Naomi Goodsir Corpus Equus– Perfumer Bertrand Duchaufour forms a horsehair leather fragrance.

Parfum d’Empire Mal-AimeMarc-Antoine Corticchiato can make perfume from anything, including weeds.

Phoenecia Perfume Oud Elegance Rose and Oud Elegance Incense– Perfumer David Falsberg gave two visions of no BS oud. Both are enhanced by the ingenious use of a hyraceum tinctured alcohol.

Sarah Baker Loudo– This combination of a cherry cordial and oud was as compelling as it got.

Scents of Wood Plum in Cognac– This was the perfume which made Fabrice Croise’s concept come to gourmand life under perfumer Pascal Gaurin.

Shalini Fleur JaponaisShalini and perfumer Maurice Roucel make a delicate artistic perfume.

Tom Ford Private Blend Ebene Fume Rodrigo Flores-Roux wakes up the echoes of the early days of the brand.

Zoologist Snowy Owl– At the end of last year I eagerly awaited this collaboration between Victor Wong and perfumer Dawn Spencer Hurwitz. Snowy Owl was even better than I could have imagined.

That’s a wrap for 2021. I’m looking forward to what 2022 has in store.

Mark Behnke

New Perfume Review Diptyque Venise- Retaining Relevance

One of the things I’ve noticed over time is brands begin to reach middle-age and settle for a consistent aesthetic over anything else.
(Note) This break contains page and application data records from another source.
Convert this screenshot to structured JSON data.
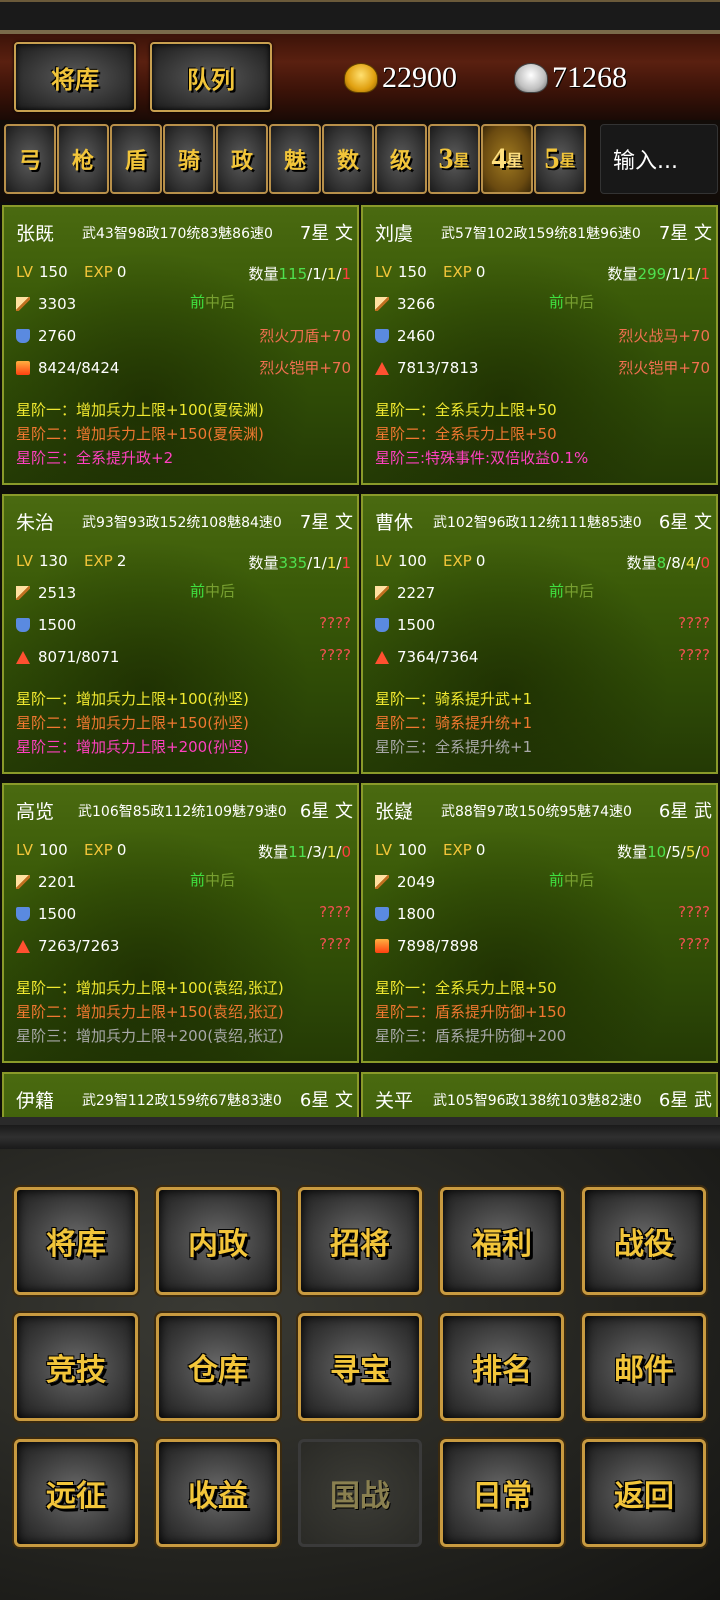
{
  "header": {
    "tab_generals": "将库",
    "tab_formation": "队列",
    "gold": "22900",
    "silver": "71268"
  },
  "filters": {
    "buttons": [
      "弓",
      "枪",
      "盾",
      "骑",
      "政",
      "魅",
      "数",
      "级"
    ],
    "stars": [
      {
        "num": "3",
        "unit": "星"
      },
      {
        "num": "4",
        "unit": "星"
      },
      {
        "num": "5",
        "unit": "星"
      }
    ],
    "search_placeholder": "输入..."
  },
  "labels": {
    "lv": "LV",
    "exp": "EXP",
    "qty": "数量",
    "pos_front": "前",
    "pos_rest": "中后",
    "unknown": "????"
  },
  "cards": [
    {
      "name": "张既",
      "stats": "武43智98政170统83魅86速0",
      "rank": "7星 文",
      "lv": "150",
      "exp": "0",
      "qty": {
        "a": "115",
        "b": "1",
        "c": "1",
        "d": "1"
      },
      "atk": "3303",
      "def": "2760",
      "hp": "8424/8424",
      "equip1": "烈火刀盾+70",
      "equip2": "烈火铠甲+70",
      "skills": [
        "星阶一：增加兵力上限+100(夏侯渊)",
        "星阶二：增加兵力上限+150(夏侯渊)",
        "星阶三：全系提升政+2"
      ]
    },
    {
      "name": "刘虞",
      "stats": "武57智102政159统81魅96速0",
      "rank": "7星 文",
      "lv": "150",
      "exp": "0",
      "qty": {
        "a": "299",
        "b": "1",
        "c": "1",
        "d": "1"
      },
      "atk": "3266",
      "def": "2460",
      "hp": "7813/7813",
      "equip1": "烈火战马+70",
      "equip2": "烈火铠甲+70",
      "skills": [
        "星阶一：全系兵力上限+50",
        "星阶二：全系兵力上限+50",
        "星阶三:特殊事件:双倍收益0.1%"
      ]
    },
    {
      "name": "朱治",
      "stats": "武93智93政152统108魅84速0",
      "rank": "7星 文",
      "lv": "130",
      "exp": "2",
      "qty": {
        "a": "335",
        "b": "1",
        "c": "1",
        "d": "1"
      },
      "atk": "2513",
      "def": "1500",
      "hp": "8071/8071",
      "skills": [
        "星阶一：增加兵力上限+100(孙坚)",
        "星阶二：增加兵力上限+150(孙坚)",
        "星阶三：增加兵力上限+200(孙坚)"
      ]
    },
    {
      "name": "曹休",
      "stats": "武102智96政112统111魅85速0",
      "rank": "6星 文",
      "lv": "100",
      "exp": "0",
      "qty": {
        "a": "8",
        "b": "8",
        "c": "4",
        "d": "0"
      },
      "atk": "2227",
      "def": "1500",
      "hp": "7364/7364",
      "skills": [
        "星阶一：骑系提升武+1",
        "星阶二：骑系提升统+1",
        "星阶三：全系提升统+1"
      ]
    },
    {
      "name": "高览",
      "stats": "武106智85政112统109魅79速0",
      "rank": "6星 文",
      "lv": "100",
      "exp": "0",
      "qty": {
        "a": "11",
        "b": "3",
        "c": "1",
        "d": "0"
      },
      "atk": "2201",
      "def": "1500",
      "hp": "7263/7263",
      "skills": [
        "星阶一：增加兵力上限+100(袁绍,张辽)",
        "星阶二：增加兵力上限+150(袁绍,张辽)",
        "星阶三：增加兵力上限+200(袁绍,张辽)"
      ]
    },
    {
      "name": "张嶷",
      "stats": "武88智97政150统95魅74速0",
      "rank": "6星 武",
      "lv": "100",
      "exp": "0",
      "qty": {
        "a": "10",
        "b": "5",
        "c": "5",
        "d": "0"
      },
      "atk": "2049",
      "def": "1800",
      "hp": "7898/7898",
      "skills": [
        "星阶一：全系兵力上限+50",
        "星阶二：盾系提升防御+150",
        "星阶三：盾系提升防御+200"
      ]
    },
    {
      "name": "伊籍",
      "stats": "武29智112政159统67魅83速0",
      "rank": "6星 文"
    },
    {
      "name": "关平",
      "stats": "武105智96政138统103魅82速0",
      "rank": "6星 武"
    }
  ],
  "menu": [
    "将库",
    "内政",
    "招将",
    "福利",
    "战役",
    "竞技",
    "仓库",
    "寻宝",
    "排名",
    "邮件",
    "远征",
    "收益",
    "国战",
    "日常",
    "返回"
  ]
}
It makes me a bit sad when a brand which began with fresh ideas and directions reaches this stage. They begin to look like that person who doesn’t realize they’re not young and hip anymore. There are exceptions some of the seminal brands which provided the foundations of niche perfumery have managed to not lose their youthful vision while getting their senior citizen discount.

One which has lived up to keeping it going has been Diptyque which is celebrating its 60th anniversary this year. It has been a reminder of what this brand has stood for. Diptyque Venise is emblematic of this.
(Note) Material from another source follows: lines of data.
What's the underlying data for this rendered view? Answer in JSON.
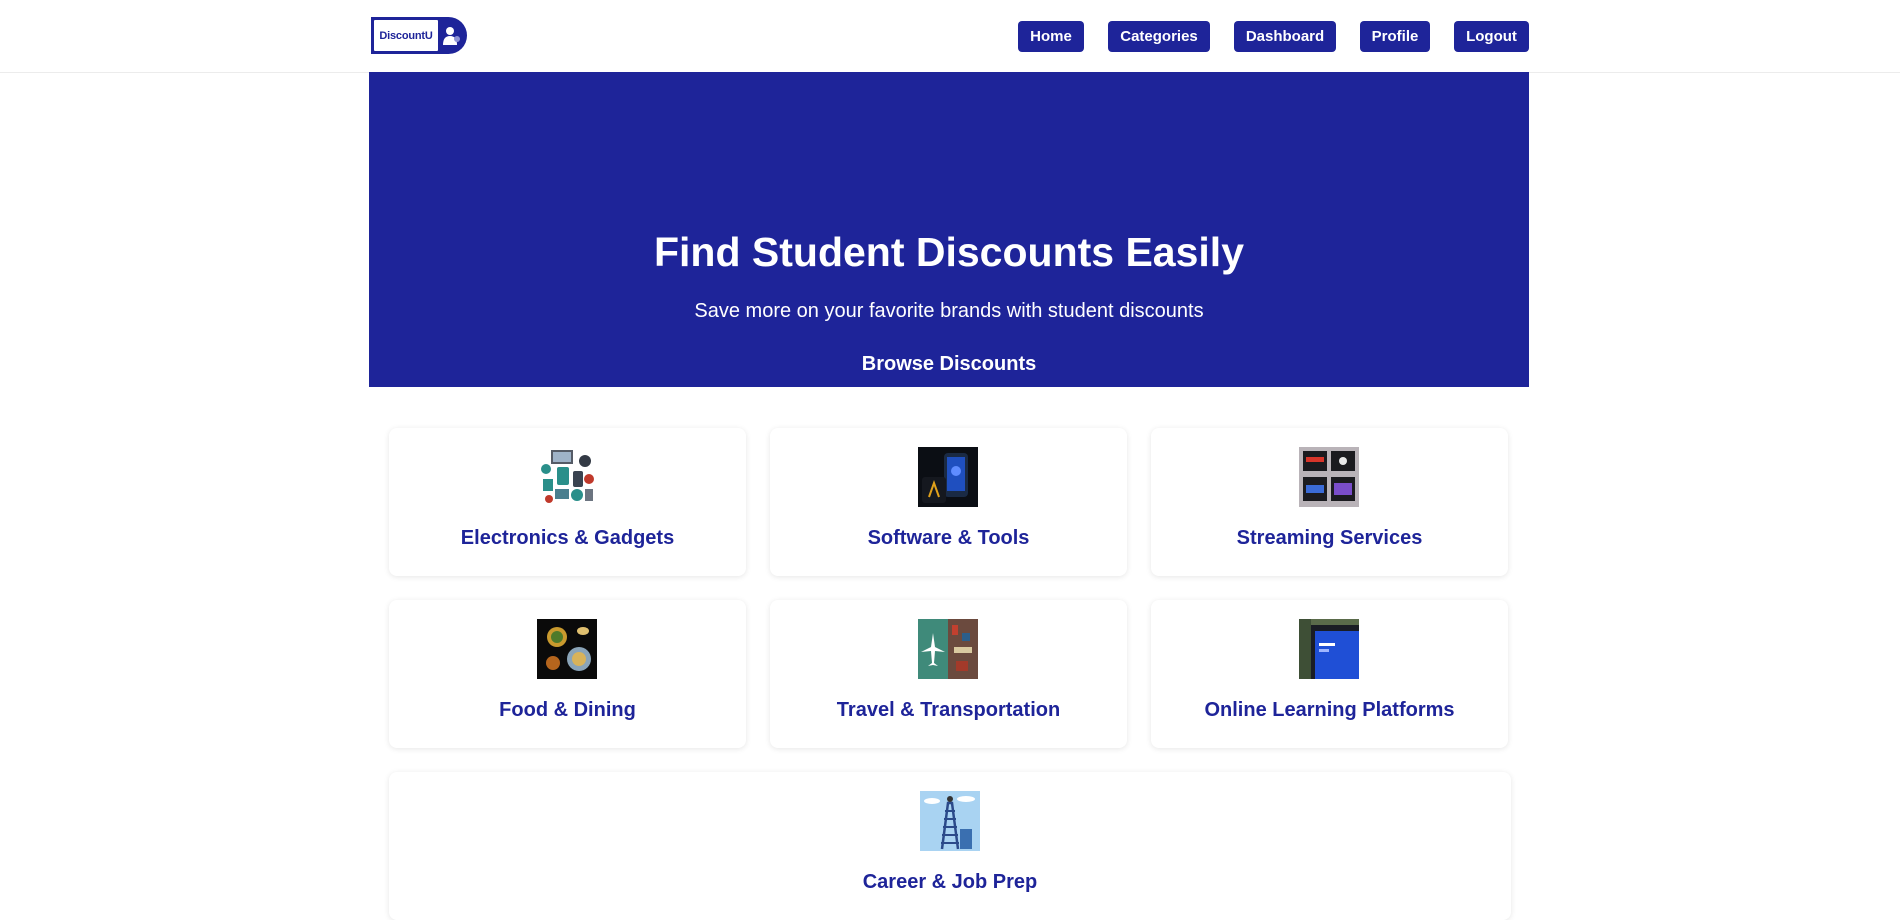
{
  "brand": {
    "logo_text": "DiscountU"
  },
  "nav": {
    "items": [
      {
        "label": "Home"
      },
      {
        "label": "Categories"
      },
      {
        "label": "Dashboard"
      },
      {
        "label": "Profile"
      },
      {
        "label": "Logout"
      }
    ]
  },
  "hero": {
    "title": "Find Student Discounts Easily",
    "subtitle": "Save more on your favorite brands with student discounts",
    "cta": "Browse Discounts"
  },
  "categories": [
    {
      "title": "Electronics & Gadgets",
      "icon": "electronics-image"
    },
    {
      "title": "Software & Tools",
      "icon": "software-image"
    },
    {
      "title": "Streaming Services",
      "icon": "streaming-image"
    },
    {
      "title": "Food & Dining",
      "icon": "food-image"
    },
    {
      "title": "Travel & Transportation",
      "icon": "travel-image"
    },
    {
      "title": "Online Learning Platforms",
      "icon": "learning-image"
    },
    {
      "title": "Career & Job Prep",
      "icon": "career-image"
    }
  ],
  "colors": {
    "primary": "#1e2499",
    "background": "#ffffff",
    "text_on_primary": "#ffffff"
  }
}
Creative director Myriam Badault wanted to capture the gardens of Venice. If you’ve ever visited a private residence in the Italian city behind the walls are these gorgeous gardens/courtyards. When I’ve visited sitting outside hearing the water traffic while sipping wine among the flowers is as good as life gets. Mme Badault wasn’t thinking of a flower garden for her Venetian fragrance. She was thinking about what an Italian might grow to use in their kitchen. Working with perfumer Cecile Matton they create just that. This results in a very green and vegetal perfume.

Cecile Matton
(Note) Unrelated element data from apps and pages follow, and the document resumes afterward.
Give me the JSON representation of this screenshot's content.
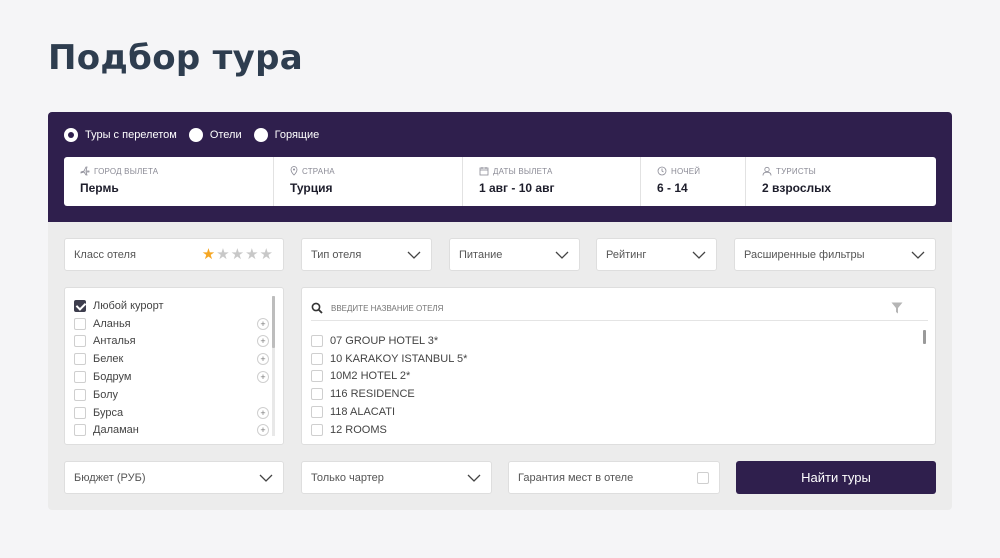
{
  "page": {
    "title": "Подбор тура"
  },
  "tour_types": [
    {
      "label": "Туры с перелетом",
      "checked": true
    },
    {
      "label": "Отели",
      "checked": false
    },
    {
      "label": "Горящие",
      "checked": false
    }
  ],
  "search": {
    "departure": {
      "label": "город вылета",
      "icon": "plane-icon",
      "value": "Пермь"
    },
    "country": {
      "label": "страна",
      "icon": "location-pin-icon",
      "value": "Турция"
    },
    "dates": {
      "label": "даты вылета",
      "icon": "calendar-icon",
      "value": "1 авг - 10 авг"
    },
    "nights": {
      "label": "ночей",
      "icon": "clock-icon",
      "value": "6 - 14"
    },
    "tourists": {
      "label": "туристы",
      "icon": "user-icon",
      "value": "2 взрослых"
    }
  },
  "filters": {
    "hotel_class": {
      "label": "Класс отеля",
      "stars_selected": 1,
      "stars_total": 5
    },
    "hotel_type": {
      "label": "Тип отеля"
    },
    "meals": {
      "label": "Питание"
    },
    "rating": {
      "label": "Рейтинг"
    },
    "advanced": {
      "label": "Расширенные фильтры"
    }
  },
  "resorts": [
    {
      "name": "Любой курорт",
      "checked": true,
      "expandable": false
    },
    {
      "name": "Аланья",
      "checked": false,
      "expandable": true
    },
    {
      "name": "Анталья",
      "checked": false,
      "expandable": true
    },
    {
      "name": "Белек",
      "checked": false,
      "expandable": true
    },
    {
      "name": "Бодрум",
      "checked": false,
      "expandable": true
    },
    {
      "name": "Болу",
      "checked": false,
      "expandable": false
    },
    {
      "name": "Бурса",
      "checked": false,
      "expandable": true
    },
    {
      "name": "Даламан",
      "checked": false,
      "expandable": true
    }
  ],
  "hotel_search": {
    "placeholder": "Введите название отеля"
  },
  "hotels": [
    "07 GROUP HOTEL 3*",
    "10 KARAKOY ISTANBUL 5*",
    "10M2 HOTEL 2*",
    "116 RESIDENCE",
    "118 ALACATI",
    "12 ROOMS"
  ],
  "bottom": {
    "budget": {
      "label": "Бюджет (РУБ)"
    },
    "charter": {
      "label": "Только чартер"
    },
    "guarantee": {
      "label": "Гарантия мест в отеле",
      "checked": false
    },
    "find_button": "Найти туры"
  },
  "colors": {
    "brand": "#2f1f4d",
    "star": "#f5a623",
    "panel_bg": "#ececec"
  }
}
It begins with a green Bell pepper accord. If you’ve ever sliced a green pepper, there is a pungency as you slice through it. Mme Matton captures the entirety of that. A citrusy accompaniment adds an extra bit of sharpness. The heart of Venise is tomato particularly the vines they grow on. Tomato leaf has become a popular ingredient. Here it is given more room to spread out intertwining with the green pepper on the vine next to it. Through it all runs an herbal thread of basil. This is the garden part.

The water part comes in the presence of vetiver. There are vetiver fractions which have a subtle aquatic undertone. I am guessing that is what Mme Matton uses here. The grassy green of vetiver softens some of the sharper edges of the garden trio. While that subtle watery aspect reminds you where you are.

Venise has 10-12 hour longevity and average sillage.

Venise is the sixth release in this anniversary year. It is an ideal place for Mme Badault to take a curtain call on her ability to keep things relevant for this long.

Disclosure: This review was based on a sample provided by Nordstrom.

Mark Behnke